Editor’s note: This story is part of a series on the Distinguished Alumni Hall of Fame Class of 2020.
Amy Zell attempted suicide in ninth grade.
“I already felt like it didn’t matter if I’d be here anymore,” she told Brookfield High School students March 4.
Zell, then known as Amy Maliner, had a best friend, but didn’t tell that friend that she was hurting. She thought the news would be “too big” for her friend. That story underscores something she still sees today, all these years later, she said – People don’t know how to say, “I need help.”
Looking around that auditorium of teenagers, Zell challenged them not to let such news be too big.
“You gotta be those people that they can come to,” said the 1990 graduate.
You don’t just become that person overnight, and you don’t have to be trained in counseling and emergency crisis response to do the job. You have to take care of yourself, practicing a healthy physical and mental lifestyle; you have to be a good friend, one who talks positively and doesn’t put others down; and you have to develop relationships with people who might be able to help, Zell said.
There were many teachers in school whom she didn’t trust when she was in high school, Zell said, but she knows there are many there today that she can trust. They are one source for guidance, support and referrals.
“You have teachers in the school that are really good at getting you where you have to go for help,” said Zell, who works with survivors of suicide loss for LOSS Community Services of Columbus, and Trumbull County LOSS.
If there is no adult you think can help, call 211, the hotline for Help Network of Northeast Ohio, she said.
“If you dial 211 you will get help with whatever you need, whether you just need to talk to somebody for a few minutes, whether you’re suicidal, whether you don’t have any food in your house, whether your bills aren’t getting paid, if someone’s hurting you and you have a domestic abuse situation, Help Network is your place to call – they’ll give you a good referral,” Zell said.
Keep an eye on your friends, she said. If a friend suddenly stops hanging out, check on them.

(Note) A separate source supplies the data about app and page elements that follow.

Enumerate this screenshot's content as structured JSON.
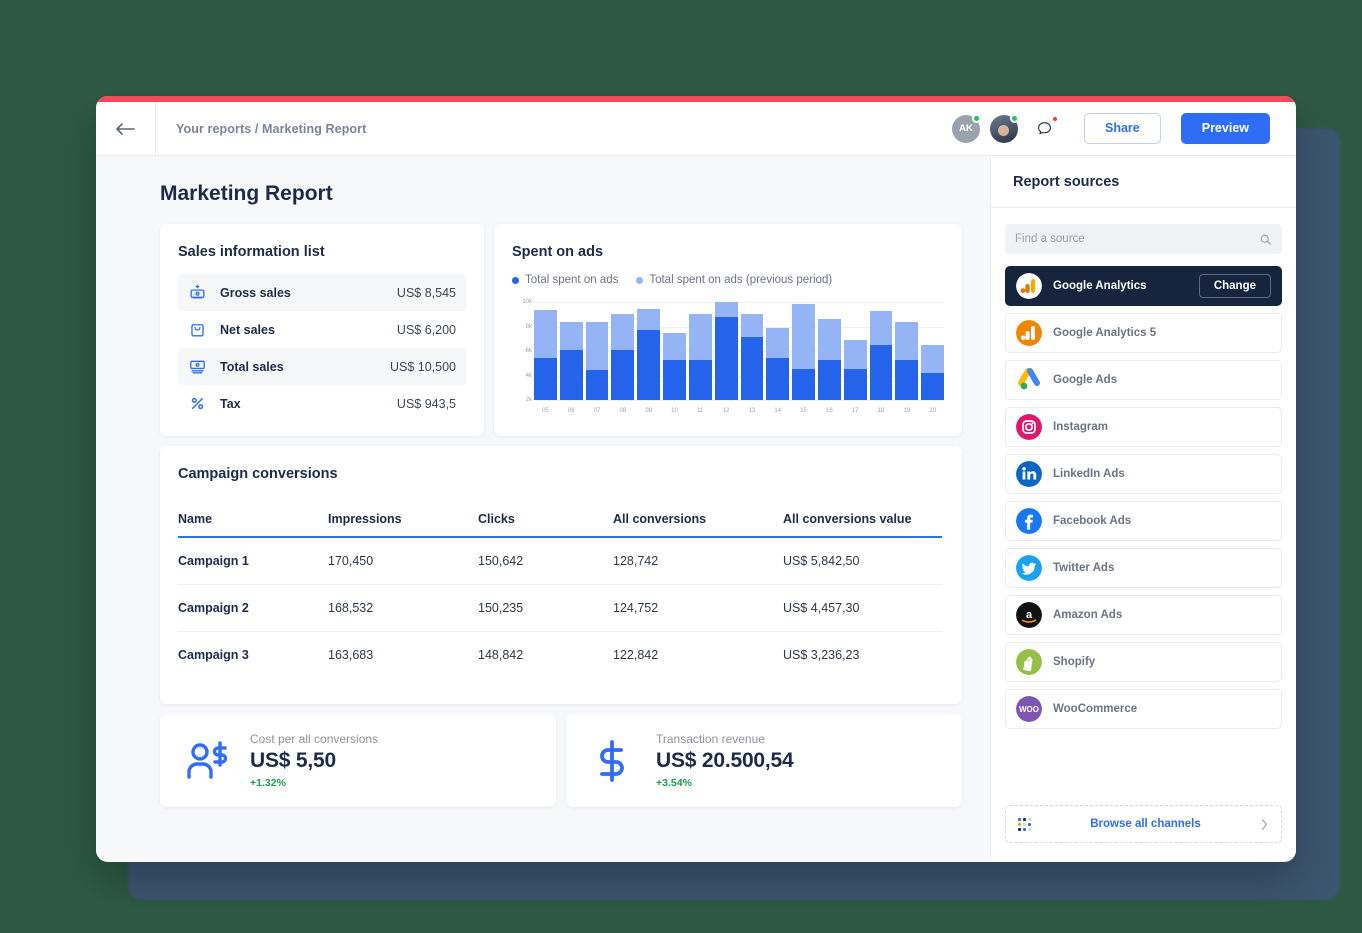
{
  "header": {
    "breadcrumb": "Your reports / Marketing Report",
    "back_icon": "arrow-left-icon",
    "avatar_initials": "AK",
    "chat_icon": "chat-bubble-icon",
    "share_label": "Share",
    "preview_label": "Preview",
    "accent_color": "#ff4757",
    "primary_color": "#2f6df6"
  },
  "page": {
    "title": "Marketing Report"
  },
  "sales": {
    "title": "Sales information list",
    "rows": [
      {
        "icon": "cash-register-icon",
        "label": "Gross sales",
        "value": "US$ 8,545"
      },
      {
        "icon": "shopping-bag-icon",
        "label": "Net sales",
        "value": "US$ 6,200"
      },
      {
        "icon": "banknote-icon",
        "label": "Total sales",
        "value": "US$ 10,500"
      },
      {
        "icon": "percent-icon",
        "label": "Tax",
        "value": "US$ 943,5"
      }
    ]
  },
  "chart_data": {
    "type": "bar",
    "title": "Spent on ads",
    "stacked": true,
    "xlabel": "",
    "ylabel": "",
    "ylim": [
      2000,
      10000
    ],
    "yticks": [
      "2k",
      "4k",
      "6k",
      "8k",
      "10k"
    ],
    "grid": true,
    "legend_position": "top-left",
    "categories": [
      "05",
      "06",
      "07",
      "08",
      "09",
      "10",
      "11",
      "12",
      "13",
      "14",
      "15",
      "16",
      "17",
      "18",
      "19",
      "20"
    ],
    "series": [
      {
        "name": "Total spent on ads",
        "color": "#2563eb",
        "values": [
          5400,
          6050,
          4450,
          6050,
          7700,
          5250,
          5250,
          8750,
          7150,
          5450,
          4550,
          5250,
          4550,
          6500,
          5250,
          4200
        ]
      },
      {
        "name": "Total spent on ads (previous period)",
        "color": "#94b4f5",
        "values": [
          9350,
          8350,
          8350,
          9050,
          9450,
          7500,
          9050,
          10350,
          9050,
          7900,
          9800,
          8650,
          6900,
          9250,
          8350,
          6500
        ]
      }
    ],
    "legend": [
      "Total spent on ads",
      "Total spent on ads (previous period)"
    ]
  },
  "campaigns": {
    "title": "Campaign conversions",
    "columns": [
      "Name",
      "Impressions",
      "Clicks",
      "All conversions",
      "All conversions value"
    ],
    "rows": [
      [
        "Campaign 1",
        "170,450",
        "150,642",
        "128,742",
        "US$ 5,842,50"
      ],
      [
        "Campaign 2",
        "168,532",
        "150,235",
        "124,752",
        "US$ 4,457,30"
      ],
      [
        "Campaign 3",
        "163,683",
        "148,842",
        "122,842",
        "US$ 3,236,23"
      ]
    ]
  },
  "metrics": [
    {
      "icon": "user-dollar-icon",
      "label": "Cost per all conversions",
      "value": "US$ 5,50",
      "delta": "+1.32%"
    },
    {
      "icon": "dollar-sign-icon",
      "label": "Transaction revenue",
      "value": "US$ 20.500,54",
      "delta": "+3.54%"
    }
  ],
  "sidebar": {
    "title": "Report sources",
    "search_placeholder": "Find a source",
    "search_value": "",
    "search_icon": "search-icon",
    "change_label": "Change",
    "sources": [
      {
        "name": "Google Analytics",
        "logo": "google-analytics-icon",
        "selected": true
      },
      {
        "name": "Google Analytics 5",
        "logo": "google-analytics-5-icon",
        "selected": false
      },
      {
        "name": "Google Ads",
        "logo": "google-ads-icon",
        "selected": false
      },
      {
        "name": "Instagram",
        "logo": "instagram-icon",
        "selected": false
      },
      {
        "name": "LinkedIn Ads",
        "logo": "linkedin-ads-icon",
        "selected": false
      },
      {
        "name": "Facebook Ads",
        "logo": "facebook-ads-icon",
        "selected": false
      },
      {
        "name": "Twitter Ads",
        "logo": "twitter-ads-icon",
        "selected": false
      },
      {
        "name": "Amazon Ads",
        "logo": "amazon-ads-icon",
        "selected": false
      },
      {
        "name": "Shopify",
        "logo": "shopify-icon",
        "selected": false
      },
      {
        "name": "WooCommerce",
        "logo": "woocommerce-icon",
        "selected": false
      }
    ],
    "browse_label": "Browse all channels",
    "browse_icon": "apps-grid-icon",
    "browse_chevron": "chevron-right-icon"
  }
}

Their reclusiveness could be a sign that something’s wrong. If they start walking around with their head and shoulders down, when normally their head and shoulders are up, or they start talking about hating everything, ask them what’s going on, said Zell, whose son, Tyler Neral, died of his own hand at 16.
Be aware of the words that you use, Zell said.
“How we choose our words matters,” she said. “Think about how we say things. If someone has attempted suicide and talks about hanging, and then you’re like, ‘Oh, we should hang out.’ How do you think they feel?”
If you have a friend who has lost a loved one or gone through some other trauma, encourage them to talk about it, Zell said. If you don’t share stories and express feelings, they’ll eat at you and can cause physical manifestations, such as high blood pressure and inability to sleep.
“I can tell I’m not dealing with my grief because my lower back will start to hurt really bad,” Zell said.
Don’t take on your friend’s burden or feel that you have to be the one to save them, Zell said
“Your goal is to help them make the decision to talk to someone else,” she said. “A lot of people can’t carry that weight, and you shouldn’t have to carry that weight. You should always refer them to someone that’s qualified to help them. We call that being responsible to people instead of being responsible for people. Everyone of us should be responsible to each other.”
The Hope Foundation for the Mahoning Valley on April 29 presented Amy Zell with a H.O.P.E. Award for Lifetime Achievement for her efforts to go “above and beyond to help or assist others in the Valley.”